She decided that she wanted to use Mob Wives as a platform to help get her message across. She never intended to go on the show to talk about the ‘truth’ of what happened when she was growing up, rather she wanted to share her story from her own perspective - what it was like growing up in the crazy and dangerous environment that she was born into and using her platform to send positive messages going forward.


Her message is simple – she wants to reach children, and young adults, who may be going down the wrong path – for whatever reason. She wants to help them understand that they should never sell themselves short by putting themselves into situations that will get them into trouble. People, especially young people it seems these days, want to belong - which is what ultimately gets them into trouble. She believes that’s why her father initially got involved in the mob – because he wanted to belong. It’s not the right thing to do, but that’s how it seems to happen.

Karen believes in turning her negatives into positives and if people don’t see it that way then, “Too bad for them.”

She’s not naïve and she acknowledged this easily when she said, “There are always consequences for our actions and we have to take ownership of them in order to move past them.”

She looks at mistakes as just notches in our belts of life. Twenty years ago when her father cooperated, everyone talked behind her back, and she felt almost ashamed of her dad – at least at the time – but at the art show in Hell’s Kitchen recently, she felt pride again.

Karen Gravano with her father's original artwork

Karen Gravano with her father's original artwork

She discovered that many of her old friends came to the show to support them or maybe just to see for themselves how far they’d come - and her observation was, “Here was my father’s artwork all over the walls with his signature on them and I realized that my family and I have always fought for what we believe in – we always will and we will continue to hold our heads high. In life, and in general, you can have something bad happen and as long as you own it and it’s something you can learn from, then you can stand tall.” Those that came to the show that day confirmed in her mind that standing tall does matter. That’s one of the reasons that she feels so connected to her father’s artwork.

In her book, a New York best seller – ‪Mob Daughter: The Mafia, Sammy 'the Bull' Gravano and Me – she goes into detail about choices, the good, the bad and the ugly, and how to come out the other side and see the sunshine again.

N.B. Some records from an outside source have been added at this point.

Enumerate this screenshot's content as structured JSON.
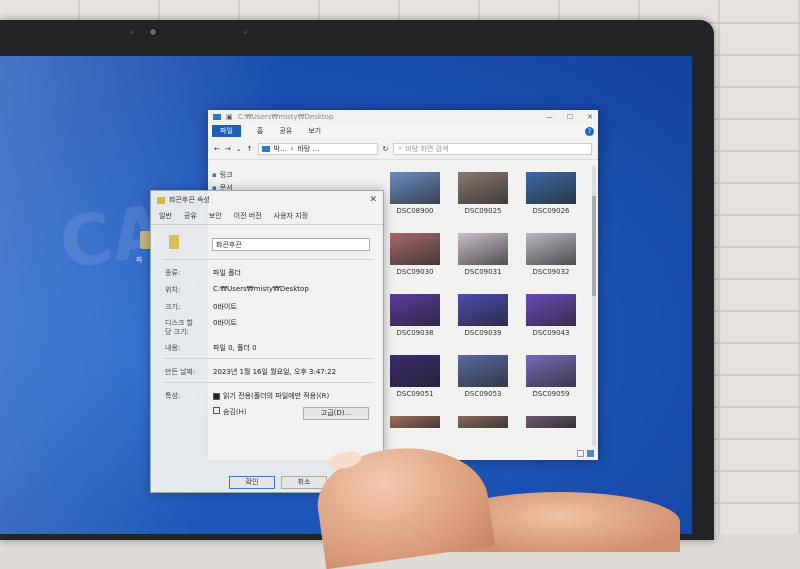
{
  "desktop": {
    "icon_label": "파"
  },
  "explorer": {
    "path": "C:₩Users₩misty₩Desktop",
    "tabs": [
      "파일",
      "홈",
      "공유",
      "보기"
    ],
    "address": [
      "박...",
      "바탕 ..."
    ],
    "search_placeholder": "바탕 화면 검색",
    "nav": [
      {
        "label": "링크"
      },
      {
        "label": "문서"
      }
    ],
    "files": [
      {
        "name": "DSC08900",
        "color": "#6b8ec4"
      },
      {
        "name": "DSC09025",
        "color": "#8a7a70"
      },
      {
        "name": "DSC09026",
        "color": "#3a6aa8"
      },
      {
        "name": "DSC09030",
        "color": "#a86a6a"
      },
      {
        "name": "DSC09031",
        "color": "#c8c0c8"
      },
      {
        "name": "DSC09032",
        "color": "#b8b8c0"
      },
      {
        "name": "DSC09038",
        "color": "#5a3aa0"
      },
      {
        "name": "DSC09039",
        "color": "#4a4ab0"
      },
      {
        "name": "DSC09043",
        "color": "#6a4ab8"
      },
      {
        "name": "DSC09051",
        "color": "#3a2a70"
      },
      {
        "name": "DSC09053",
        "color": "#5a6aa0"
      },
      {
        "name": "DSC09059",
        "color": "#7a6ab8"
      },
      {
        "name": "",
        "color": "#a07060"
      },
      {
        "name": "",
        "color": "#8a6a5a"
      },
      {
        "name": "",
        "color": "#6a5a6a"
      }
    ]
  },
  "props": {
    "title": "퍄끈후끈 속성",
    "tabs": [
      "일반",
      "공유",
      "보안",
      "이전 버전",
      "사용자 지정"
    ],
    "name": "퍄끈후끈",
    "rows": [
      {
        "k": "종류:",
        "v": "파일 폴더"
      },
      {
        "k": "위치:",
        "v": "C:₩Users₩misty₩Desktop"
      },
      {
        "k": "크기:",
        "v": "0바이트"
      },
      {
        "k": "디스크 할",
        "v": "0바이트"
      },
      {
        "k": "당 크기:",
        "v": ""
      },
      {
        "k": "내용:",
        "v": "파일 0, 폴더 0"
      },
      {
        "k": "만든 날짜:",
        "v": "2023년 1월 16일 월요일, 오후 3:47:22"
      },
      {
        "k": "특성:",
        "v": "읽기 전용(폴더의 파일에만 적용)(R)"
      }
    ],
    "hidden_label": "숨김(H)",
    "advanced_label": "고급(D)...",
    "ok_label": "확인",
    "cancel_label": "취소"
  }
}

Her story is truthful, raw and honest. It’s a powerful read.‬

Karen also talked about how many of those coming out of prison seem to have very little opportunity to redeem themselves in the eyes of society. They are placed, many times, in halfway houses or low income housing, are offered very low paying jobs, and many times feel that they have no alternative but to go back into the criminal world. It’s a sad situation that she’s hoping to help change.

She wants to figure out a way to fix these problems. But how? She said, “How do we prevent these people from going back into the life of crime, once they are released from incarceration? There seems to be no successful program to help inmates rehabilitate, and no solid transition program. There are some programs in the ‘system’ that are intended to help these people, such as training dogs for handicapped people, encouraging art, and a few other programs, but how much do they really help in the long run?”

Sammy Gravano is set for release in 2017.

For more information about buying and obtaining your own limited edition copies of Sammy “The Bull’s” artwork, contact info@conceptiongallery.com / www.conceptiongallery.com


Victoria Drake is a freelance writer and photographer.  Please       visit her websites additional features.      Victoriadrakemusings.wordpress.com      Victoriadrakephotos.strikingly.com

Victoria Drake is a freelance writer and photographer.  Please

visit her websites additional features.